◆ Problem statement ◆
Scan the records below. List lines holding "telegram".

◆ Information provided ◆
---+---

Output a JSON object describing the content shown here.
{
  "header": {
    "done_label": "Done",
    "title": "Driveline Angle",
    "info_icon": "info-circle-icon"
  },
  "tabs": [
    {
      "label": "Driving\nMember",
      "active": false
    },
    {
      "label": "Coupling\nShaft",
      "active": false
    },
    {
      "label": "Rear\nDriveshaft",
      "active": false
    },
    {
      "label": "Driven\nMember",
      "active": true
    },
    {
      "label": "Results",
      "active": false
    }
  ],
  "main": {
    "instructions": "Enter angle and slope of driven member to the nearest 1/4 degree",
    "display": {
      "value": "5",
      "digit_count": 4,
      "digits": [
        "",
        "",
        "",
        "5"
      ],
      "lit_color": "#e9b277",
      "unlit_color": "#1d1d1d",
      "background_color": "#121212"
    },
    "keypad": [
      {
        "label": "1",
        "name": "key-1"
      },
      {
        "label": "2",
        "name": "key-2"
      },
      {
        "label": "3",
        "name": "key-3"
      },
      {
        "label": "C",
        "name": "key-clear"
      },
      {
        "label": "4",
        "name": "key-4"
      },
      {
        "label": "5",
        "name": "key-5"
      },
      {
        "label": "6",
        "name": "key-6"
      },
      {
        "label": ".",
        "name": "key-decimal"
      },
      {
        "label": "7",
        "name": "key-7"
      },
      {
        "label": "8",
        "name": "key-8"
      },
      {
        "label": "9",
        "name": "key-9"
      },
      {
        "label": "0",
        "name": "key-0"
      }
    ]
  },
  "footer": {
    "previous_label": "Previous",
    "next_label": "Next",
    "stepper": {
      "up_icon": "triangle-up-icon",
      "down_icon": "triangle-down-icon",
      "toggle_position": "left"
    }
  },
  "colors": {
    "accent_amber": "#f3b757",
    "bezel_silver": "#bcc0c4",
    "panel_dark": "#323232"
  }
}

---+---

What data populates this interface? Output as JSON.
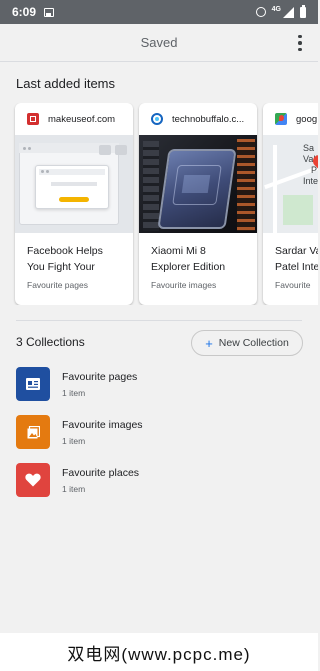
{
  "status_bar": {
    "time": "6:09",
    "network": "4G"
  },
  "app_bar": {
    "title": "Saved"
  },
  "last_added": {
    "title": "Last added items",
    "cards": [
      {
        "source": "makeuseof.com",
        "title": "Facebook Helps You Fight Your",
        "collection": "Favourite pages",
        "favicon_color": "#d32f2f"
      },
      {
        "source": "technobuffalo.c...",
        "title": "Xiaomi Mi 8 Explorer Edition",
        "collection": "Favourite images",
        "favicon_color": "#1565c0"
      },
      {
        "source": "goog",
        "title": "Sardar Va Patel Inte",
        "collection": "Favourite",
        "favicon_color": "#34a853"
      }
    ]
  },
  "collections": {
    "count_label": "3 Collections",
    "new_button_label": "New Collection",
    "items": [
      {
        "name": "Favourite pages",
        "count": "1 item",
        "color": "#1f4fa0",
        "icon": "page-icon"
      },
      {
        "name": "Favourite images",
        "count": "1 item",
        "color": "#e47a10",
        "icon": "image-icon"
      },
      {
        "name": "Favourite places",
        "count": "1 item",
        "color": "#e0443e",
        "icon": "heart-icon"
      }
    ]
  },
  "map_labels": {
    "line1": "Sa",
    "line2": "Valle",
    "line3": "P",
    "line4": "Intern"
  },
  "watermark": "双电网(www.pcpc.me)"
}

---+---

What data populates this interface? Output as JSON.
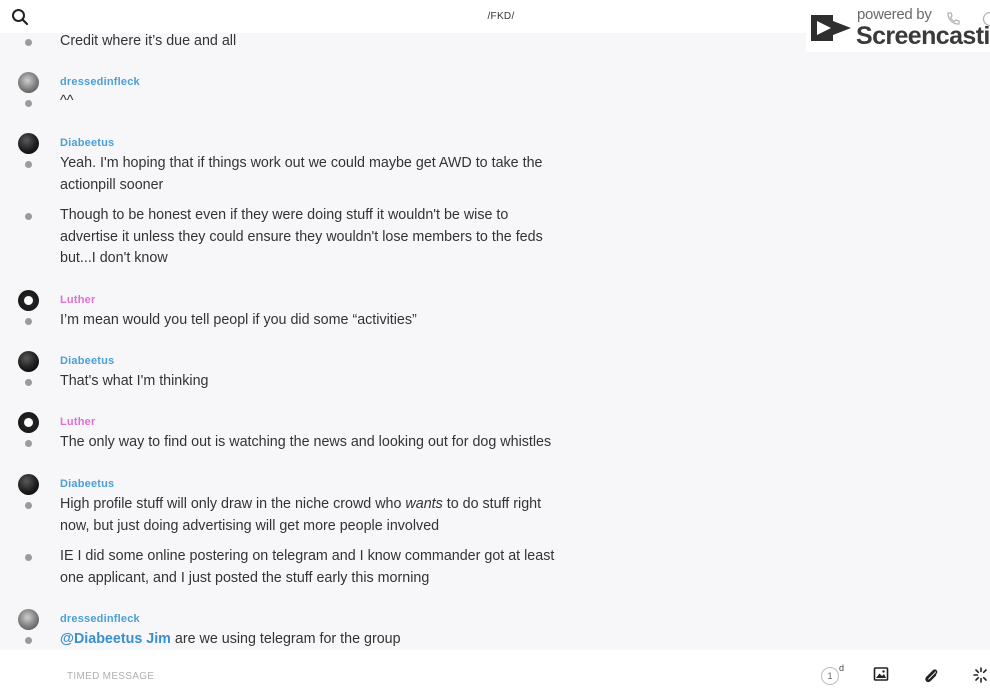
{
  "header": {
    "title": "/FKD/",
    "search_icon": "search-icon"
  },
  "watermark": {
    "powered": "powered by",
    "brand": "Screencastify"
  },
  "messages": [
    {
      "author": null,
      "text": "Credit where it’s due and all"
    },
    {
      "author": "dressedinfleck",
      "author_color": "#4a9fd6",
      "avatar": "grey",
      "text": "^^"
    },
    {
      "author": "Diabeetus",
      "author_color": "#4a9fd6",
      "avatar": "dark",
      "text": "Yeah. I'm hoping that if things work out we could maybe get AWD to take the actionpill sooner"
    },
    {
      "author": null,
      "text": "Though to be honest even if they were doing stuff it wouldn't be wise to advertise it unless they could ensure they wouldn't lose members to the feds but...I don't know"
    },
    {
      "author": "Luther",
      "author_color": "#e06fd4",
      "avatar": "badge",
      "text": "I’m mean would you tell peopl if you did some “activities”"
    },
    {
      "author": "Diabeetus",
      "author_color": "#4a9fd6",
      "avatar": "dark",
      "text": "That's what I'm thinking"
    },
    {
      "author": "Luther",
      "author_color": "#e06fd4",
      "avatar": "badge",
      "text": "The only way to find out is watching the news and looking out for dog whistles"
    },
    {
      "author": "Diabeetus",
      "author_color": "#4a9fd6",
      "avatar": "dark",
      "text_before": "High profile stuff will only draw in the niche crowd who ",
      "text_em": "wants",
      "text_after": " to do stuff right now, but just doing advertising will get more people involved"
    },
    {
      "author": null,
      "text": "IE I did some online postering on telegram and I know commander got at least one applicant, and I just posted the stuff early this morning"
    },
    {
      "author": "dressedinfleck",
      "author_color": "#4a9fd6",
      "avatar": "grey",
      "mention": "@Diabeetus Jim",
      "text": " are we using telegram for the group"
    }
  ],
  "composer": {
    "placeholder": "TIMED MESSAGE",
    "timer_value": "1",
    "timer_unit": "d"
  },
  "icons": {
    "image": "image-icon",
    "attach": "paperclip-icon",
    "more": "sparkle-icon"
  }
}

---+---

◆ Answer space ◆
      "text": "IE I did some online postering on telegram and I know commander got at least one applicant, and I just posted the stuff early this morning"
      "text": " are we using telegram for the group"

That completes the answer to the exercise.